* RECORDS PROVIDED *
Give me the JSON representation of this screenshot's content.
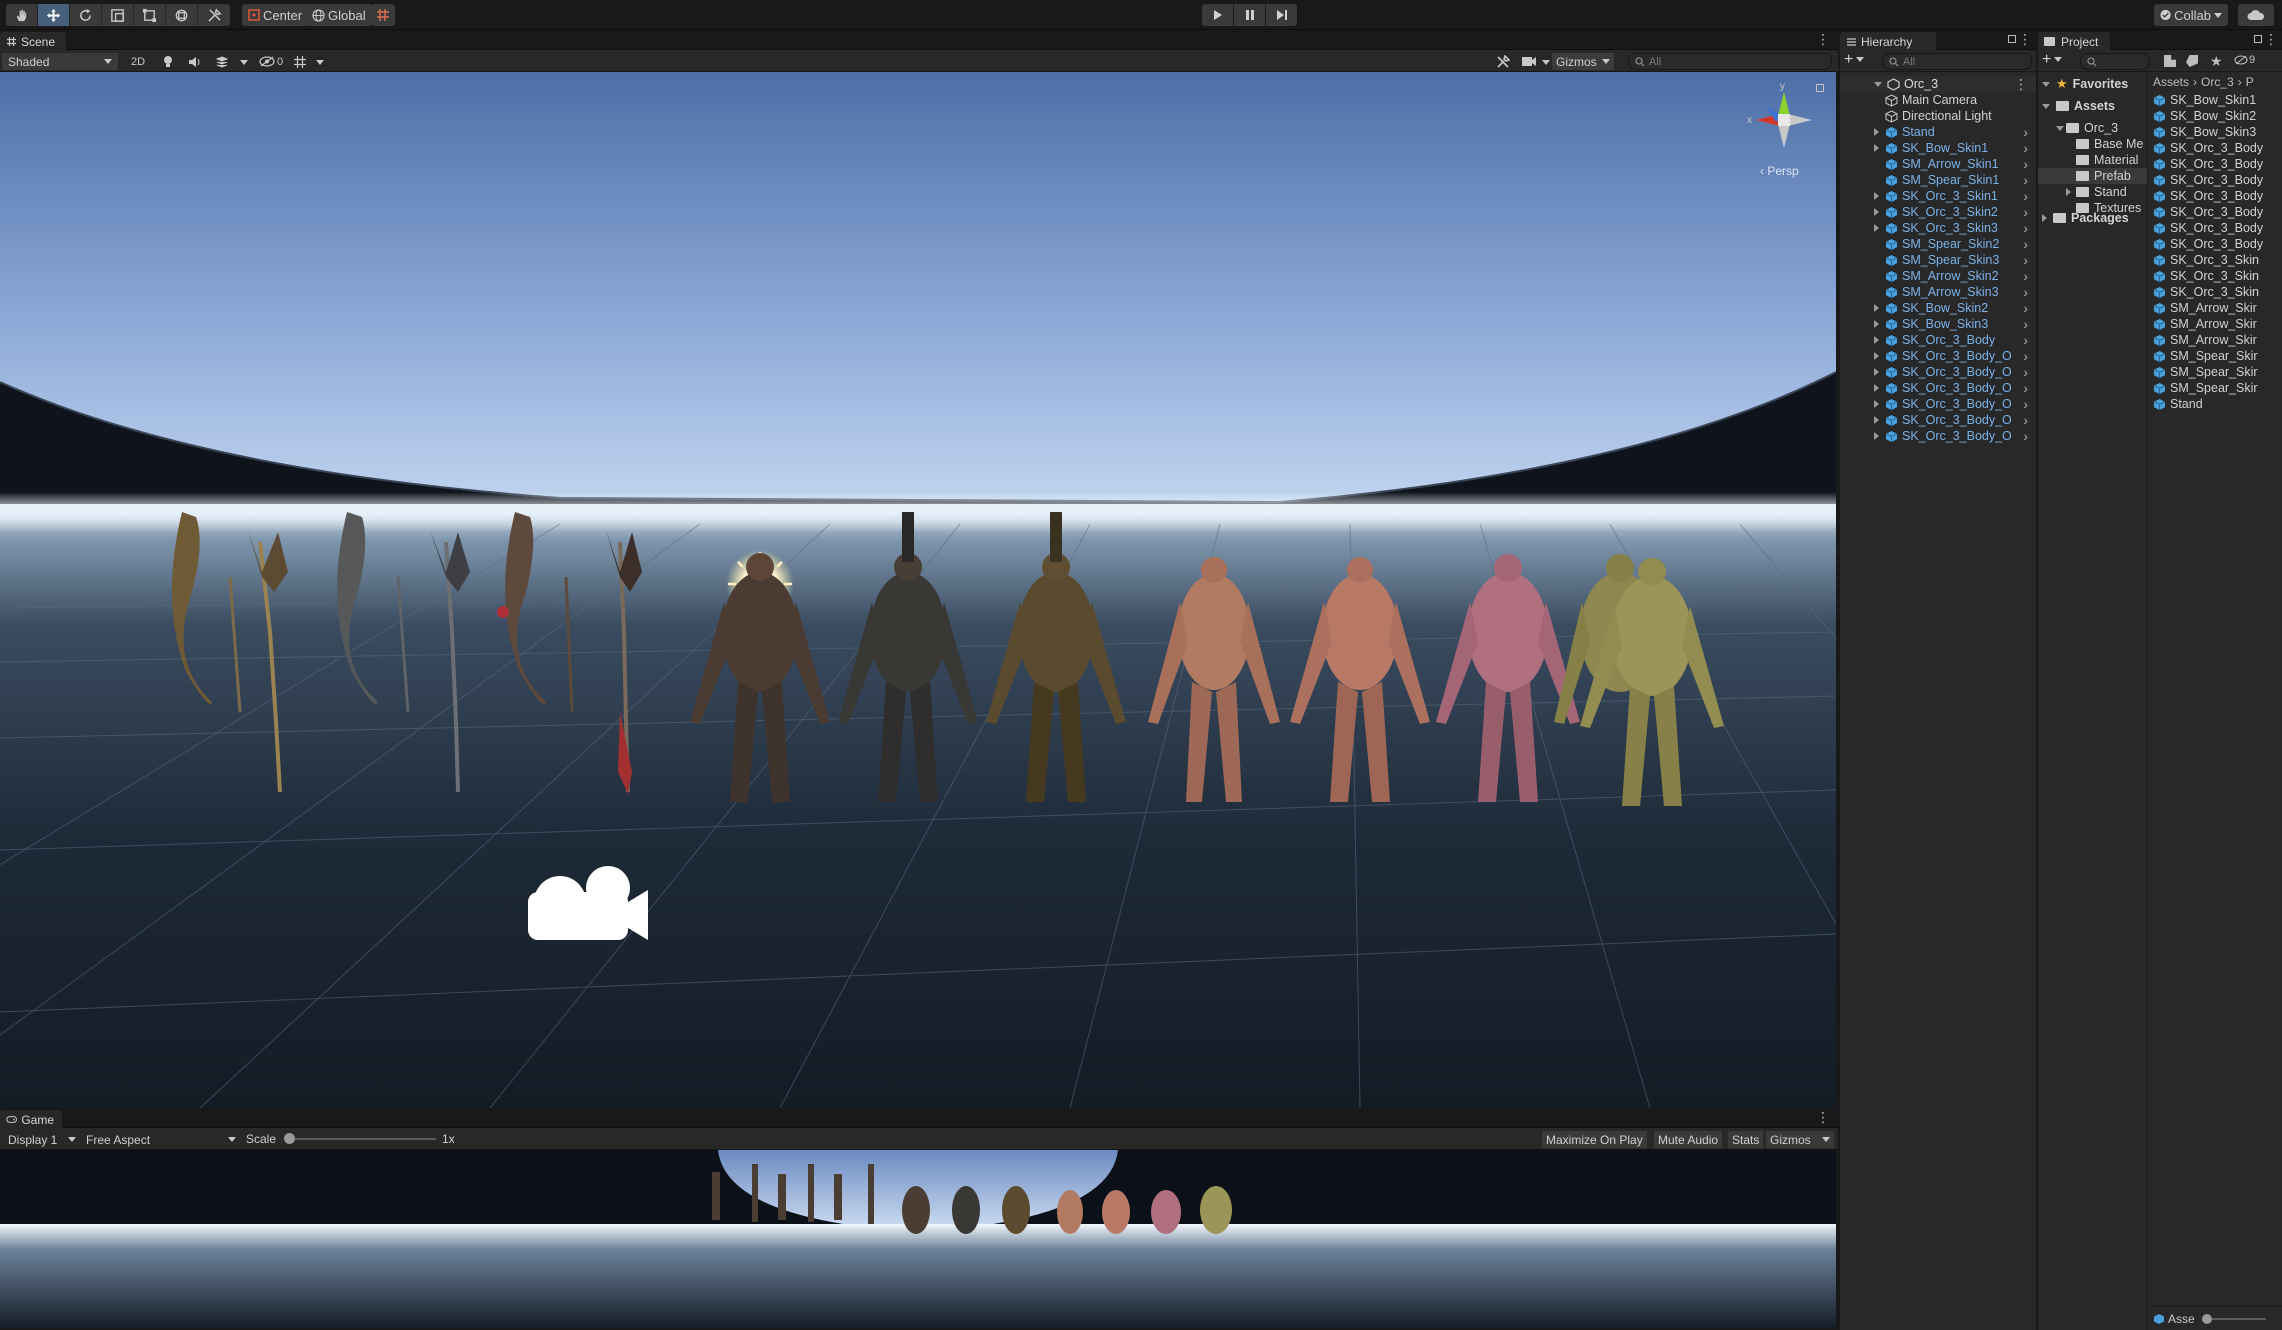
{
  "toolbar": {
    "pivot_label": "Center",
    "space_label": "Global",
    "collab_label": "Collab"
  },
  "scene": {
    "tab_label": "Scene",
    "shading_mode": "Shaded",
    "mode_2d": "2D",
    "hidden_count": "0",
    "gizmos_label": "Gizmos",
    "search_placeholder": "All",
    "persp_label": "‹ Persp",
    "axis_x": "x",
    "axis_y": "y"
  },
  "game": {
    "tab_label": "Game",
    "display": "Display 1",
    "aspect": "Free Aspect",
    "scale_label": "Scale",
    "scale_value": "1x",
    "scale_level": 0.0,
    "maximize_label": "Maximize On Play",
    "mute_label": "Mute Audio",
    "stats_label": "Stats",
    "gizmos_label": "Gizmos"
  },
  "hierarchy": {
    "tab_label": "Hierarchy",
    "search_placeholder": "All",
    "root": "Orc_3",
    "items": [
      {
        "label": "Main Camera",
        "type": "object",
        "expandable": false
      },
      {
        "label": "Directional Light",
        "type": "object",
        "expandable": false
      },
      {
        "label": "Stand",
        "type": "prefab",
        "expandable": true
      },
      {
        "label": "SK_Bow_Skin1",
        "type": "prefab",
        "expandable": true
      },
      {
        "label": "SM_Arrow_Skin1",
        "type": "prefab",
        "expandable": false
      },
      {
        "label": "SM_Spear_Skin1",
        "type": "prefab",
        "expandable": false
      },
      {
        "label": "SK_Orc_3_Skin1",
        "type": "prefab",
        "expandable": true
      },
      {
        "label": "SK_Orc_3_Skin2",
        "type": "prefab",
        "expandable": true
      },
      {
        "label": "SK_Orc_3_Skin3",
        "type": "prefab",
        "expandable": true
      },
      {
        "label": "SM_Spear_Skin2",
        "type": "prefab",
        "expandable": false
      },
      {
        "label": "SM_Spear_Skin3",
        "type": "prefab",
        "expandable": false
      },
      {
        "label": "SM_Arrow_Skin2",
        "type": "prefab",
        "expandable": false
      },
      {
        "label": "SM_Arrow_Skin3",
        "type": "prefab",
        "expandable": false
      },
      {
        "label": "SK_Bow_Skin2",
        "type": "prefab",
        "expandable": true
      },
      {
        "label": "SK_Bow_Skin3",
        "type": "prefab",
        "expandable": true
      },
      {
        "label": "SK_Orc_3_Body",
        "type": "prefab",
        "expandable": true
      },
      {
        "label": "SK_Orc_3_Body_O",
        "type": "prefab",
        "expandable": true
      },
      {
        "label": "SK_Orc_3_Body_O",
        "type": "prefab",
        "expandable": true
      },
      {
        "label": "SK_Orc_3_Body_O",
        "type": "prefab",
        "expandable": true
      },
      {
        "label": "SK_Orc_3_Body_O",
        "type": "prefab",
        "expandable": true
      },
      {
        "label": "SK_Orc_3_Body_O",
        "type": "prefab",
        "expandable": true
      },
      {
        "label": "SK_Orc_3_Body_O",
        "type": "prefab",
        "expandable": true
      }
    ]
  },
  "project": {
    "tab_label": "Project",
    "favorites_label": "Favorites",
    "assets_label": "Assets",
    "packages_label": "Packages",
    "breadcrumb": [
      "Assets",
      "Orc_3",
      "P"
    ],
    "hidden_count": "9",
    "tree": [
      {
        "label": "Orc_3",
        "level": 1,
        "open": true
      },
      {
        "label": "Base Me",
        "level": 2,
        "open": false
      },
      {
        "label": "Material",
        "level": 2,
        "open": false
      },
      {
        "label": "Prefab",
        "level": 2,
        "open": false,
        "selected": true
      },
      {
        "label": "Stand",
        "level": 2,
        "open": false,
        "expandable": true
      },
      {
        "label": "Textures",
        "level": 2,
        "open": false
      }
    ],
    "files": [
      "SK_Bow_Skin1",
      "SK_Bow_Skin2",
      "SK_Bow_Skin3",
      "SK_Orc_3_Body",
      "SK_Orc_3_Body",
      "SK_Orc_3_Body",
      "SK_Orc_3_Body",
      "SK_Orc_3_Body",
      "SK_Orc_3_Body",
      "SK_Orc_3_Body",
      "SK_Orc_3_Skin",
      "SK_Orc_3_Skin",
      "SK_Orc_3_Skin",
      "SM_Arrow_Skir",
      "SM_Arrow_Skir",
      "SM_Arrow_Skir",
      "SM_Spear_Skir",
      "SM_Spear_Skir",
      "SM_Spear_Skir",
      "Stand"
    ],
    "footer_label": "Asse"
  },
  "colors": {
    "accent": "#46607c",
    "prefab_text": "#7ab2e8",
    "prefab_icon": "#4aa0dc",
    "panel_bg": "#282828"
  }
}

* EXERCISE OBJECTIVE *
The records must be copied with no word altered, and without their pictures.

* SOLVED EXERCISE *
Give me the JSON representation of this screenshot's content.
{
  "toolbar": {
    "pivot_label": "Center",
    "space_label": "Global",
    "collab_label": "Collab"
  },
  "scene": {
    "tab_label": "Scene",
    "shading_mode": "Shaded",
    "mode_2d": "2D",
    "hidden_count": "0",
    "gizmos_label": "Gizmos",
    "search_placeholder": "All",
    "persp_label": "‹ Persp",
    "axis_x": "x",
    "axis_y": "y"
  },
  "game": {
    "tab_label": "Game",
    "display": "Display 1",
    "aspect": "Free Aspect",
    "scale_label": "Scale",
    "scale_value": "1x",
    "scale_level": 0.0,
    "maximize_label": "Maximize On Play",
    "mute_label": "Mute Audio",
    "stats_label": "Stats",
    "gizmos_label": "Gizmos"
  },
  "hierarchy": {
    "tab_label": "Hierarchy",
    "search_placeholder": "All",
    "root": "Orc_3",
    "items": [
      {
        "label": "Main Camera",
        "type": "object",
        "expandable": false
      },
      {
        "label": "Directional Light",
        "type": "object",
        "expandable": false
      },
      {
        "label": "Stand",
        "type": "prefab",
        "expandable": true
      },
      {
        "label": "SK_Bow_Skin1",
        "type": "prefab",
        "expandable": true
      },
      {
        "label": "SM_Arrow_Skin1",
        "type": "prefab",
        "expandable": false
      },
      {
        "label": "SM_Spear_Skin1",
        "type": "prefab",
        "expandable": false
      },
      {
        "label": "SK_Orc_3_Skin1",
        "type": "prefab",
        "expandable": true
      },
      {
        "label": "SK_Orc_3_Skin2",
        "type": "prefab",
        "expandable": true
      },
      {
        "label": "SK_Orc_3_Skin3",
        "type": "prefab",
        "expandable": true
      },
      {
        "label": "SM_Spear_Skin2",
        "type": "prefab",
        "expandable": false
      },
      {
        "label": "SM_Spear_Skin3",
        "type": "prefab",
        "expandable": false
      },
      {
        "label": "SM_Arrow_Skin2",
        "type": "prefab",
        "expandable": false
      },
      {
        "label": "SM_Arrow_Skin3",
        "type": "prefab",
        "expandable": false
      },
      {
        "label": "SK_Bow_Skin2",
        "type": "prefab",
        "expandable": true
      },
      {
        "label": "SK_Bow_Skin3",
        "type": "prefab",
        "expandable": true
      },
      {
        "label": "SK_Orc_3_Body",
        "type": "prefab",
        "expandable": true
      },
      {
        "label": "SK_Orc_3_Body_O",
        "type": "prefab",
        "expandable": true
      },
      {
        "label": "SK_Orc_3_Body_O",
        "type": "prefab",
        "expandable": true
      },
      {
        "label": "SK_Orc_3_Body_O",
        "type": "prefab",
        "expandable": true
      },
      {
        "label": "SK_Orc_3_Body_O",
        "type": "prefab",
        "expandable": true
      },
      {
        "label": "SK_Orc_3_Body_O",
        "type": "prefab",
        "expandable": true
      },
      {
        "label": "SK_Orc_3_Body_O",
        "type": "prefab",
        "expandable": true
      }
    ]
  },
  "project": {
    "tab_label": "Project",
    "favorites_label": "Favorites",
    "assets_label": "Assets",
    "packages_label": "Packages",
    "breadcrumb": [
      "Assets",
      "Orc_3",
      "P"
    ],
    "hidden_count": "9",
    "tree": [
      {
        "label": "Orc_3",
        "level": 1,
        "open": true
      },
      {
        "label": "Base Me",
        "level": 2,
        "open": false
      },
      {
        "label": "Material",
        "level": 2,
        "open": false
      },
      {
        "label": "Prefab",
        "level": 2,
        "open": false,
        "selected": true
      },
      {
        "label": "Stand",
        "level": 2,
        "open": false,
        "expandable": true
      },
      {
        "label": "Textures",
        "level": 2,
        "open": false
      }
    ],
    "files": [
      "SK_Bow_Skin1",
      "SK_Bow_Skin2",
      "SK_Bow_Skin3",
      "SK_Orc_3_Body",
      "SK_Orc_3_Body",
      "SK_Orc_3_Body",
      "SK_Orc_3_Body",
      "SK_Orc_3_Body",
      "SK_Orc_3_Body",
      "SK_Orc_3_Body",
      "SK_Orc_3_Skin",
      "SK_Orc_3_Skin",
      "SK_Orc_3_Skin",
      "SM_Arrow_Skir",
      "SM_Arrow_Skir",
      "SM_Arrow_Skir",
      "SM_Spear_Skir",
      "SM_Spear_Skir",
      "SM_Spear_Skir",
      "Stand"
    ],
    "footer_label": "Asse"
  },
  "colors": {
    "accent": "#46607c",
    "prefab_text": "#7ab2e8",
    "prefab_icon": "#4aa0dc",
    "panel_bg": "#282828"
  }
}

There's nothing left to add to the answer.